→ **TASK DETAILS**
Filter the listing down to the lines containing the word "Current".

→ **RECORDED DATA**
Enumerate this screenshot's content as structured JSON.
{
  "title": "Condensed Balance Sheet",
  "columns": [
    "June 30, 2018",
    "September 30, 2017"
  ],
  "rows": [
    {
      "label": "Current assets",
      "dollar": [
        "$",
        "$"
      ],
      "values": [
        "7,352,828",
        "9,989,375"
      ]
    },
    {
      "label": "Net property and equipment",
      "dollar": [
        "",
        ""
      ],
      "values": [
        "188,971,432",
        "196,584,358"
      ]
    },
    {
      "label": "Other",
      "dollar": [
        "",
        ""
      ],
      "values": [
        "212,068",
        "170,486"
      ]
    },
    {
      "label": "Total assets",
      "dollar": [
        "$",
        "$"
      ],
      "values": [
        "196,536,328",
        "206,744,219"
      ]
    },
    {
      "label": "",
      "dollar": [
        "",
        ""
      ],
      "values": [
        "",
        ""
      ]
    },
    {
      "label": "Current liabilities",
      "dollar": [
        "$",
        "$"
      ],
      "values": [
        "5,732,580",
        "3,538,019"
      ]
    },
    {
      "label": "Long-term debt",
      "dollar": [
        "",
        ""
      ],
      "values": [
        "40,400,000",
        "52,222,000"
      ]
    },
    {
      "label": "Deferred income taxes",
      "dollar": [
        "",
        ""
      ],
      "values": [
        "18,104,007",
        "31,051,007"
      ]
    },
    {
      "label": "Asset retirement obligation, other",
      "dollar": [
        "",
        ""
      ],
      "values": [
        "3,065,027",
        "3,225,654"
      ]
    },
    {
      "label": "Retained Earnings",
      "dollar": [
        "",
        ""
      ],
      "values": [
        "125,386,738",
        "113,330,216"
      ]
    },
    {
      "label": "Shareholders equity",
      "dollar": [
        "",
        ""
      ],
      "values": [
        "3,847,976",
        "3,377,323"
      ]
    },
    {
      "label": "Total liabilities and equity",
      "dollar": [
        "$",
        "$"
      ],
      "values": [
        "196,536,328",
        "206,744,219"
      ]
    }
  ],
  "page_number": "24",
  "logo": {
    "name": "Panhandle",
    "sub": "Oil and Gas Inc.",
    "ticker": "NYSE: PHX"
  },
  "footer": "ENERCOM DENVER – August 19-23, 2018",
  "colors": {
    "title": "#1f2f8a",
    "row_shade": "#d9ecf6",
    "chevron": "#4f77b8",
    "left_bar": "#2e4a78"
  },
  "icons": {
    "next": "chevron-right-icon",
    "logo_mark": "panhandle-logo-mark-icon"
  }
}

→ **SOLUTION BELOW**
      "label": "Current assets",
      "label": "Current liabilities",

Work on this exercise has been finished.